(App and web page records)
*-*-*

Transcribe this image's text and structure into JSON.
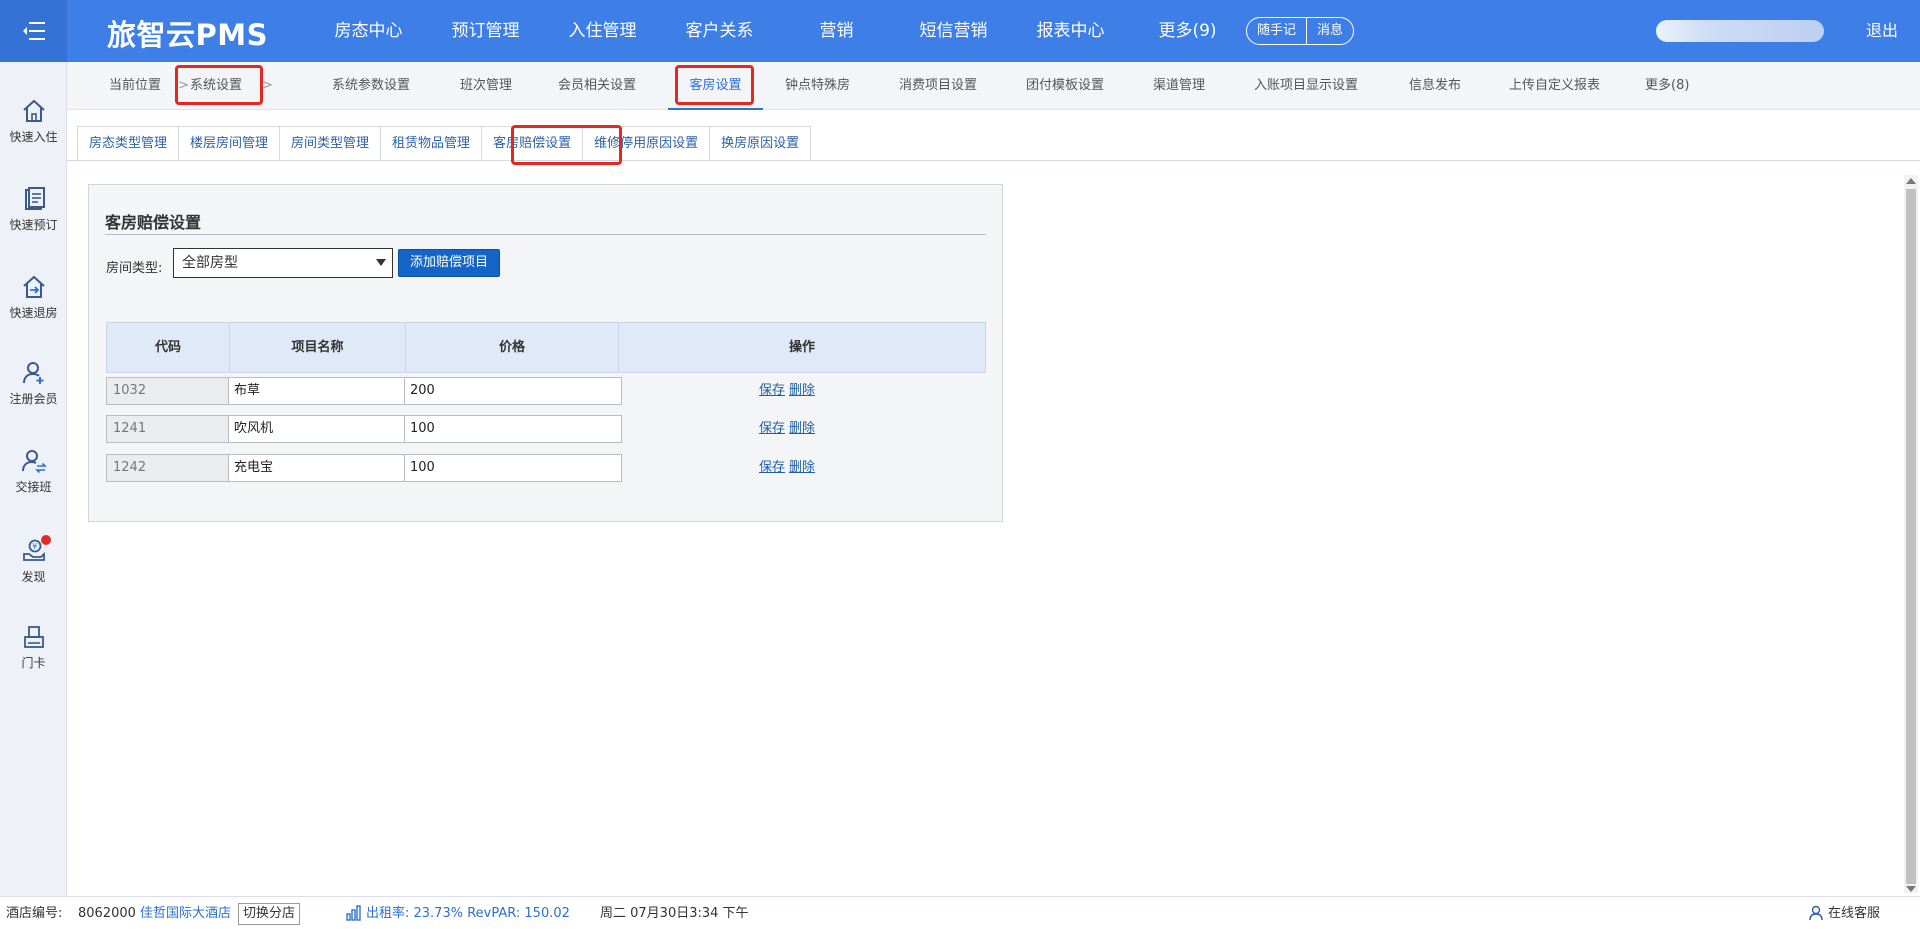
{
  "header": {
    "brand": "旅智云PMS",
    "nav": [
      "房态中心",
      "预订管理",
      "入住管理",
      "客户关系",
      "营销",
      "短信营销",
      "报表中心",
      "更多(9)"
    ],
    "note_button": "随手记",
    "message_button": "消息",
    "logout": "退出"
  },
  "sidebar": {
    "items": [
      {
        "label": "快速入住",
        "icon": "home-icon"
      },
      {
        "label": "快速预订",
        "icon": "booking-icon"
      },
      {
        "label": "快速退房",
        "icon": "checkout-icon"
      },
      {
        "label": "注册会员",
        "icon": "add-user-icon"
      },
      {
        "label": "交接班",
        "icon": "shift-handover-icon"
      },
      {
        "label": "发现",
        "icon": "discover-icon"
      },
      {
        "label": "门卡",
        "icon": "card-icon"
      }
    ]
  },
  "breadcrumb": {
    "current_label": "当前位置",
    "section": "系统设置"
  },
  "subnav": {
    "tabs": [
      "系统参数设置",
      "班次管理",
      "会员相关设置",
      "客房设置",
      "钟点特殊房",
      "消费项目设置",
      "团付模板设置",
      "渠道管理",
      "入账项目显示设置",
      "信息发布",
      "上传自定义报表",
      "更多(8)"
    ],
    "active": "客房设置"
  },
  "tabs": {
    "items": [
      "房态类型管理",
      "楼层房间管理",
      "房间类型管理",
      "租赁物品管理",
      "客房赔偿设置",
      "维修停用原因设置",
      "换房原因设置"
    ],
    "active": "客房赔偿设置"
  },
  "panel": {
    "title": "客房赔偿设置",
    "filter_label": "房间类型:",
    "filter_value": "全部房型",
    "add_button": "添加赔偿项目",
    "columns": [
      "代码",
      "项目名称",
      "价格",
      "操作"
    ],
    "rows": [
      {
        "code": "1032",
        "name": "布草",
        "price": "200"
      },
      {
        "code": "1241",
        "name": "吹风机",
        "price": "100"
      },
      {
        "code": "1242",
        "name": "充电宝",
        "price": "100"
      }
    ],
    "save_label": "保存",
    "delete_label": "删除"
  },
  "footer": {
    "hotel_no_label": "酒店编号:",
    "hotel_no": "8062000",
    "hotel_name": "佳哲国际大酒店",
    "switch_label": "切换分店",
    "occupancy": "出租率: 23.73% RevPAR: 150.02",
    "datetime": "周二 07月30日3:34 下午",
    "support": "在线客服"
  },
  "colors": {
    "header_bg": "#3d7fe6",
    "active_tab": "#2f6fd8",
    "highlight_box": "#e5281f",
    "primary_button": "#1565c8"
  }
}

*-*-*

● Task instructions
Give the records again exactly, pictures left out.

● Solution for this task
Transcribe this image's text and structure into JSON.
{
  "header": {
    "brand": "旅智云PMS",
    "nav": [
      "房态中心",
      "预订管理",
      "入住管理",
      "客户关系",
      "营销",
      "短信营销",
      "报表中心",
      "更多(9)"
    ],
    "note_button": "随手记",
    "message_button": "消息",
    "logout": "退出"
  },
  "sidebar": {
    "items": [
      {
        "label": "快速入住",
        "icon": "home-icon"
      },
      {
        "label": "快速预订",
        "icon": "booking-icon"
      },
      {
        "label": "快速退房",
        "icon": "checkout-icon"
      },
      {
        "label": "注册会员",
        "icon": "add-user-icon"
      },
      {
        "label": "交接班",
        "icon": "shift-handover-icon"
      },
      {
        "label": "发现",
        "icon": "discover-icon"
      },
      {
        "label": "门卡",
        "icon": "card-icon"
      }
    ]
  },
  "breadcrumb": {
    "current_label": "当前位置",
    "section": "系统设置"
  },
  "subnav": {
    "tabs": [
      "系统参数设置",
      "班次管理",
      "会员相关设置",
      "客房设置",
      "钟点特殊房",
      "消费项目设置",
      "团付模板设置",
      "渠道管理",
      "入账项目显示设置",
      "信息发布",
      "上传自定义报表",
      "更多(8)"
    ],
    "active": "客房设置"
  },
  "tabs": {
    "items": [
      "房态类型管理",
      "楼层房间管理",
      "房间类型管理",
      "租赁物品管理",
      "客房赔偿设置",
      "维修停用原因设置",
      "换房原因设置"
    ],
    "active": "客房赔偿设置"
  },
  "panel": {
    "title": "客房赔偿设置",
    "filter_label": "房间类型:",
    "filter_value": "全部房型",
    "add_button": "添加赔偿项目",
    "columns": [
      "代码",
      "项目名称",
      "价格",
      "操作"
    ],
    "rows": [
      {
        "code": "1032",
        "name": "布草",
        "price": "200"
      },
      {
        "code": "1241",
        "name": "吹风机",
        "price": "100"
      },
      {
        "code": "1242",
        "name": "充电宝",
        "price": "100"
      }
    ],
    "save_label": "保存",
    "delete_label": "删除"
  },
  "footer": {
    "hotel_no_label": "酒店编号:",
    "hotel_no": "8062000",
    "hotel_name": "佳哲国际大酒店",
    "switch_label": "切换分店",
    "occupancy": "出租率: 23.73% RevPAR: 150.02",
    "datetime": "周二 07月30日3:34 下午",
    "support": "在线客服"
  },
  "colors": {
    "header_bg": "#3d7fe6",
    "active_tab": "#2f6fd8",
    "highlight_box": "#e5281f",
    "primary_button": "#1565c8"
  }
}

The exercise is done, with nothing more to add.